— Aim of the exercise —
An exact copy of all the data below is needed.

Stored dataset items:
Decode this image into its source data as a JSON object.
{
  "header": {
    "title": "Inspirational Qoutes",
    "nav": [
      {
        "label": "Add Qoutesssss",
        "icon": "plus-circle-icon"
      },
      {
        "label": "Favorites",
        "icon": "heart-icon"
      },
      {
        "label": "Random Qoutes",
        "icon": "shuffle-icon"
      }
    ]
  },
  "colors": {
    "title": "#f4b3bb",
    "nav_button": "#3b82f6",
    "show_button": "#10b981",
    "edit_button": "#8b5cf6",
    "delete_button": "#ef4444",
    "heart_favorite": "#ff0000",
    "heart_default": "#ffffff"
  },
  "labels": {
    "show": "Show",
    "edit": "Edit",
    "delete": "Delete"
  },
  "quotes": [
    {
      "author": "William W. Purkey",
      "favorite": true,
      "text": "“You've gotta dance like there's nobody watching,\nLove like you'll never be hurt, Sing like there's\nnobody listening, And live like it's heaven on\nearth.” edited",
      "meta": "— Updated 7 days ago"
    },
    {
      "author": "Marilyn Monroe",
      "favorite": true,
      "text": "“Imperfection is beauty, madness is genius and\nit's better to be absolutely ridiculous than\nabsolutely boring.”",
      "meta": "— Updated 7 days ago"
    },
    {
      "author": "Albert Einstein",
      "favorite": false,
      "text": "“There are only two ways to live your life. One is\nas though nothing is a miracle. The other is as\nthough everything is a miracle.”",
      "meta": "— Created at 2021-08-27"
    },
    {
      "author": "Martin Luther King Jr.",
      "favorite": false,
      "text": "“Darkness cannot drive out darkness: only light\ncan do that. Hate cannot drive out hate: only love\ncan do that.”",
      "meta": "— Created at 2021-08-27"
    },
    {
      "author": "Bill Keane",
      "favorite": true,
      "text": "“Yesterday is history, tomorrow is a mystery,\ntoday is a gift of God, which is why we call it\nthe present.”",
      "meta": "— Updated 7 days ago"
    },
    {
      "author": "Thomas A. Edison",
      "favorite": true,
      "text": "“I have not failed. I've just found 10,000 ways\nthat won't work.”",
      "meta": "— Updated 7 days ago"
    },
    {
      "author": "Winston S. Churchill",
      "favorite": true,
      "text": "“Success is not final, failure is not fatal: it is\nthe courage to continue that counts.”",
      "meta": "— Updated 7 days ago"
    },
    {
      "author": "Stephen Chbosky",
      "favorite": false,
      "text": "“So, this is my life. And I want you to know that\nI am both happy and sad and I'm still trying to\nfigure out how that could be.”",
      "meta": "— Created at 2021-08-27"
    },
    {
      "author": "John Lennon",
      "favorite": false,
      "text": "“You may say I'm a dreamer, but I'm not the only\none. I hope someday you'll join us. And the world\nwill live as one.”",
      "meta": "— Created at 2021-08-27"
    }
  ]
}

— Task response —
Decode this image into its source data as a JSON object.
{
  "header": {
    "title": "Inspirational Qoutes",
    "nav": [
      {
        "label": "Add Qoutesssss",
        "icon": "plus-circle-icon"
      },
      {
        "label": "Favorites",
        "icon": "heart-icon"
      },
      {
        "label": "Random Qoutes",
        "icon": "shuffle-icon"
      }
    ]
  },
  "colors": {
    "title": "#f4b3bb",
    "nav_button": "#3b82f6",
    "show_button": "#10b981",
    "edit_button": "#8b5cf6",
    "delete_button": "#ef4444",
    "heart_favorite": "#ff0000",
    "heart_default": "#ffffff"
  },
  "labels": {
    "show": "Show",
    "edit": "Edit",
    "delete": "Delete"
  },
  "quotes": [
    {
      "author": "William W. Purkey",
      "favorite": true,
      "text": "“You've gotta dance like there's nobody watching,\nLove like you'll never be hurt, Sing like there's\nnobody listening, And live like it's heaven on\nearth.” edited",
      "meta": "— Updated 7 days ago"
    },
    {
      "author": "Marilyn Monroe",
      "favorite": true,
      "text": "“Imperfection is beauty, madness is genius and\nit's better to be absolutely ridiculous than\nabsolutely boring.”",
      "meta": "— Updated 7 days ago"
    },
    {
      "author": "Albert Einstein",
      "favorite": false,
      "text": "“There are only two ways to live your life. One is\nas though nothing is a miracle. The other is as\nthough everything is a miracle.”",
      "meta": "— Created at 2021-08-27"
    },
    {
      "author": "Martin Luther King Jr.",
      "favorite": false,
      "text": "“Darkness cannot drive out darkness: only light\ncan do that. Hate cannot drive out hate: only love\ncan do that.”",
      "meta": "— Created at 2021-08-27"
    },
    {
      "author": "Bill Keane",
      "favorite": true,
      "text": "“Yesterday is history, tomorrow is a mystery,\ntoday is a gift of God, which is why we call it\nthe present.”",
      "meta": "— Updated 7 days ago"
    },
    {
      "author": "Thomas A. Edison",
      "favorite": true,
      "text": "“I have not failed. I've just found 10,000 ways\nthat won't work.”",
      "meta": "— Updated 7 days ago"
    },
    {
      "author": "Winston S. Churchill",
      "favorite": true,
      "text": "“Success is not final, failure is not fatal: it is\nthe courage to continue that counts.”",
      "meta": "— Updated 7 days ago"
    },
    {
      "author": "Stephen Chbosky",
      "favorite": false,
      "text": "“So, this is my life. And I want you to know that\nI am both happy and sad and I'm still trying to\nfigure out how that could be.”",
      "meta": "— Created at 2021-08-27"
    },
    {
      "author": "John Lennon",
      "favorite": false,
      "text": "“You may say I'm a dreamer, but I'm not the only\none. I hope someday you'll join us. And the world\nwill live as one.”",
      "meta": "— Created at 2021-08-27"
    }
  ]
}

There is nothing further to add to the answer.